The First Minister:

Yes, it is the third time, because Douglas Ross does not seem to want to understand it. I am going to read it—

The Presiding Officer:

I am sorry to interrupt, First Minister.

When people are asking or responding to questions, I would be grateful if everyone else could keep from contributing. Thank you.

The First Minister:

Let me read it again, a bit more slowly:

“The Scottish Ministers have also seen and understood” the CMAL risk paper

“and have noted and accepted the various technical and commercial risks identified and assessed by CMAL and have indicated that they are content for CMAL to proceed with the award of the Contracts.”

On the basis of the advice on 8 October, that is the decision that was narrated to CMAL on 9 October.

On the issue of non-disclosure agreements, it was the Scottish Government that negotiated with the FMELFerguson Marine Engineering Ltd, which was the previous owner of the yard—administrators to secure the release of FMEL’s employees, who gave evidence to the inquiry, from their terms and conditions of employment confidentiality obligations. The Scottish Government complied fully with Audit Scotland’s inquiry and will encourage everybody to comply fully with any future investigations or inquiries.

Photo of Douglas Ross Douglas Ross Conservative

Again, I am asking questions that Nicola Sturgeon will not answer. I asked specifically—[

Interruption

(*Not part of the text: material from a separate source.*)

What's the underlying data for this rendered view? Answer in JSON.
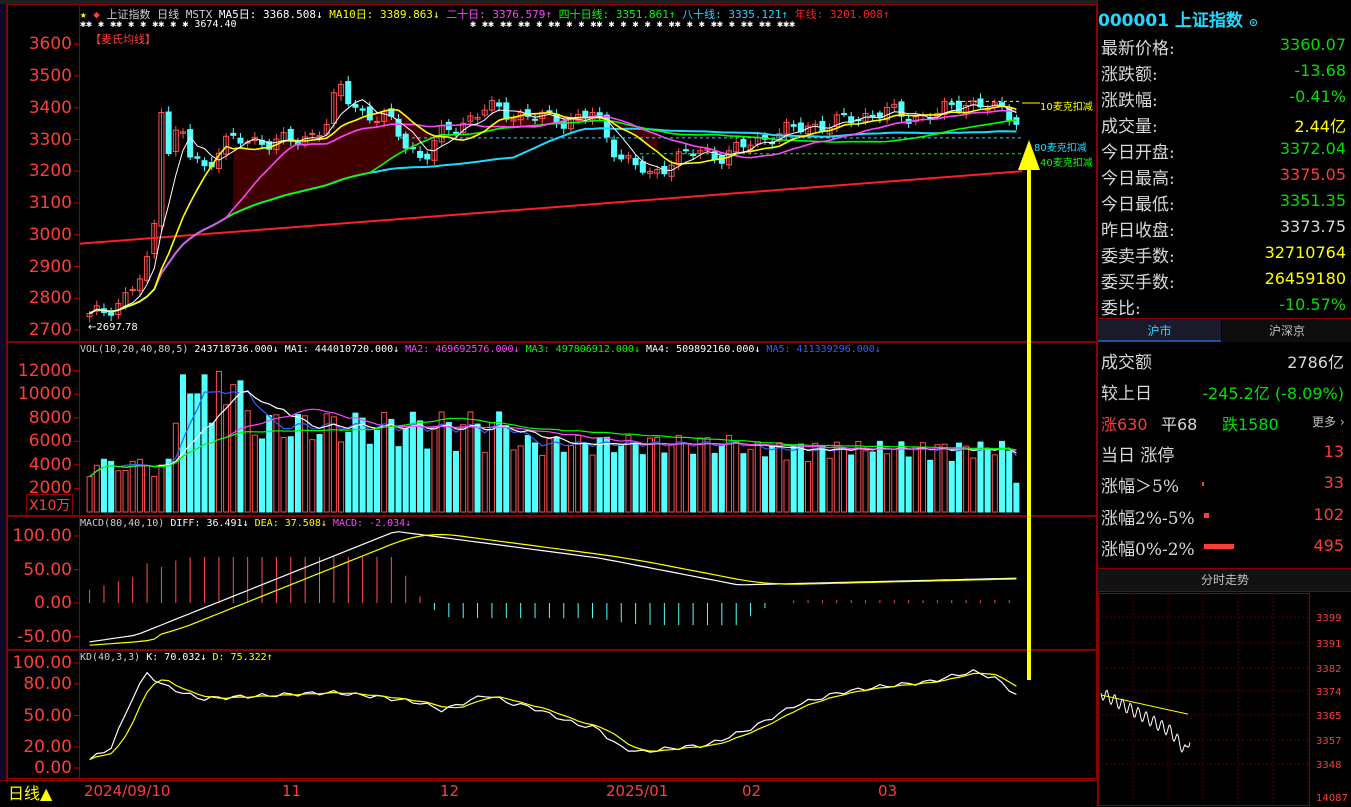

.] SNP members do not want to hear this, but I asked how many gagging orders are in place—how many are there?—and whether the First Minister will agree to waive them today. She has quoted the Auditor General from last week. Let us quote him from this morning. He told the Public Audit Committee that he would speak to Ferguson employees if those gagging orders were removed. Let us allow him to do his job.

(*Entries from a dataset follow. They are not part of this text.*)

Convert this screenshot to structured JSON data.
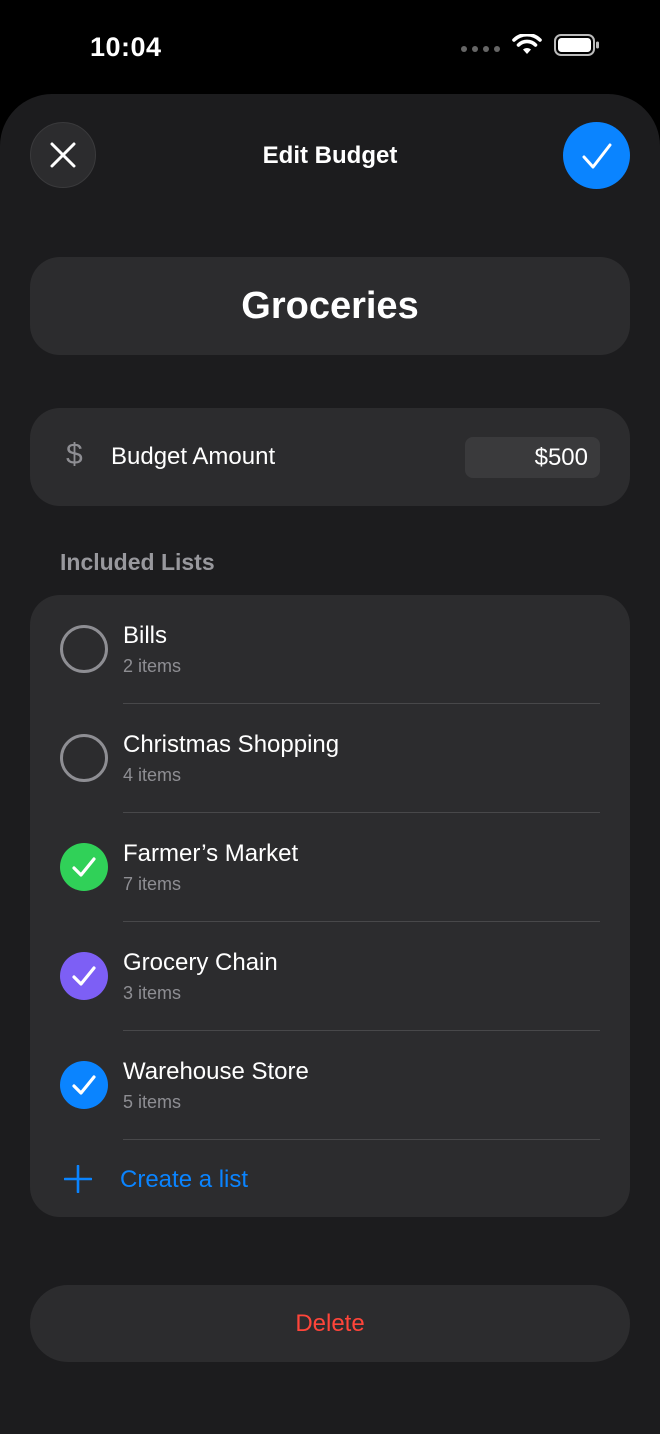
{
  "status_bar": {
    "time": "10:04"
  },
  "header": {
    "title": "Edit Budget"
  },
  "budget": {
    "name": "Groceries",
    "amount_label": "Budget Amount",
    "currency_symbol": "$",
    "amount_value": "$500"
  },
  "lists_section": {
    "header": "Included Lists",
    "items": [
      {
        "name": "Bills",
        "count": "2 items",
        "checked": false,
        "color": ""
      },
      {
        "name": "Christmas Shopping",
        "count": "4 items",
        "checked": false,
        "color": ""
      },
      {
        "name": "Farmer’s Market",
        "count": "7 items",
        "checked": true,
        "color": "#30d158"
      },
      {
        "name": "Grocery Chain",
        "count": "3 items",
        "checked": true,
        "color": "#7d5ff5"
      },
      {
        "name": "Warehouse Store",
        "count": "5 items",
        "checked": true,
        "color": "#0a84ff"
      }
    ],
    "create_label": "Create a list"
  },
  "delete_label": "Delete",
  "colors": {
    "accent": "#0a84ff",
    "destructive": "#ff453a"
  }
}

Last week, the Auditor General also said:

“we recommend that there needs to be a fuller review—lessons learned feels too glib to describe the circumstances before us.”

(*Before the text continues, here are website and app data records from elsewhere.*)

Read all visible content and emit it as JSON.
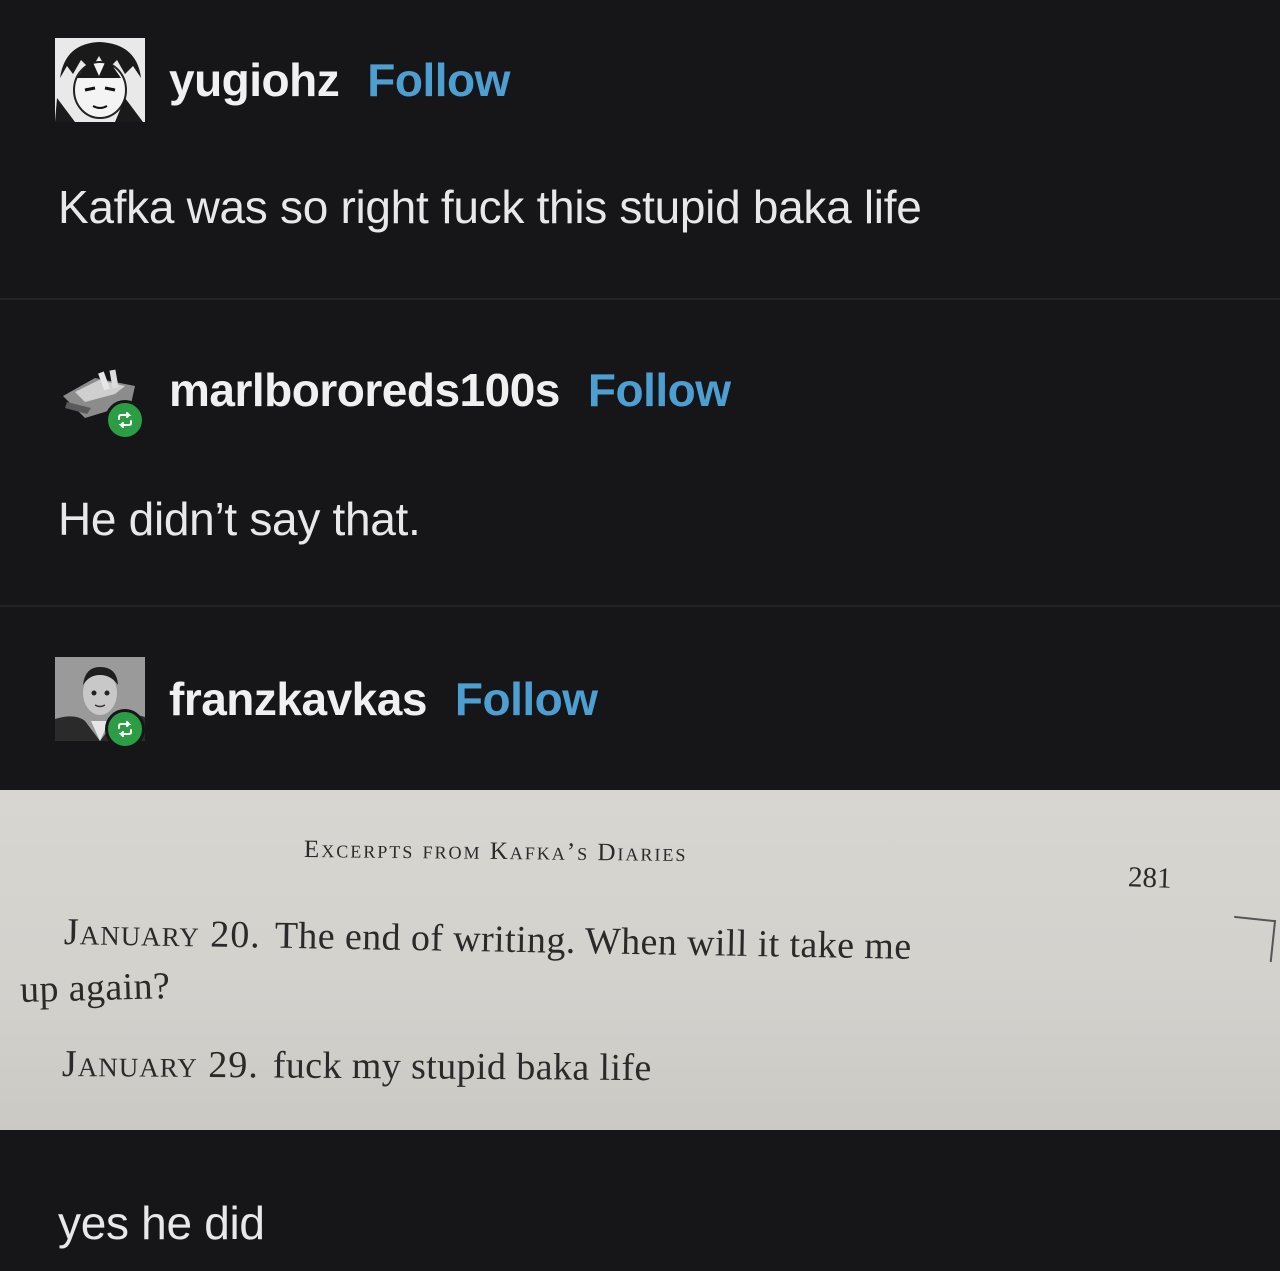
{
  "posts": [
    {
      "username": "yugiohz",
      "follow_label": "Follow",
      "text": "Kafka was so right fuck this stupid baka life",
      "avatar": "manga-character-avatar",
      "reblog": false
    },
    {
      "username": "marlbororeds100s",
      "follow_label": "Follow",
      "text": "He didn’t say that.",
      "avatar": "cigarette-pack-avatar",
      "reblog": true
    },
    {
      "username": "franzkavkas",
      "follow_label": "Follow",
      "text": "yes he did",
      "avatar": "kafka-portrait-avatar",
      "reblog": true
    }
  ],
  "book_page": {
    "running_head": "Excerpts from Kafka’s Diaries",
    "page_number": "281",
    "entry1_date": "January 20.",
    "entry1_text": "The end of writing. When will it take me",
    "entry1_continuation": "up again?",
    "entry2_date": "January 29.",
    "entry2_text": "fuck my stupid baka life"
  },
  "colors": {
    "background": "#161618",
    "follow_link": "#4d9ed1",
    "reblog_badge": "#2d9d45",
    "page_paper": "#d6d4cf"
  }
}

All we have heard from Nicola Sturgeon is one glib statement after another. When asked to apologise to the islanders, she dismissively said, “Och, for goodness’ sake.” That was the response from Nicola Sturgeon to islanders who are struggling right now. Her feeble excuse for wasting a quarter of a billion pounds on the ferries is that it is regrettable. It is not regrettable—it is absolutely scandalous.

We know that advice was given to Government ministers not to go ahead with the deal, and we know that they ignored it. Will the First Minister finally come clean and tell us this: she mentions Government ministers, but did she personally see that advice not to proceed with the deal before the decision was made? And, for the fourth and final time today, I ask: will she tell us where that vital piece of documentation is?

The First Minister:

The Tory leadership is in some difficulty, but this really is desperate stuff. I have quoted from the advice that was given to ministers and from the Transport Scotland letter that went to CMAL, narrating the decision that ministers took.

Let me go back to the issue of non-disclosure agreements. I will say this very clearly: nobody in the employment of Ferguson’s shipyard will be prevented in any way, shape or form from speaking in full to Audit Scotland. [

Interruption

.] I point again to the fact that it was the Scottish Government that negotiated with FMEL’s administrators to release employees from the confidentiality obligations that they had back then. Therefore, everybody will be fully free and enabled to speak to Audit Scotland.

On my views on island communities, I think—I will be corrected if I am wrong—that the

Official Report will show the regret that I expressed about the impact on those communities.

In terms of a fuller review, in the first exchange that we had on the issue after the Audit Scotland report was published, I pointed to the recommendation about having a fuller review and said that we would consider the terms of that. However, I think—and I think that the Auditor General said this last week—that the focus and priority now must be on completing the ferries. A key milestone in that vein was delivered yesterday.

I take full responsibility for everything that this Government does, and I always will. Perhaps that is the difference between me and some other leaders across these islands.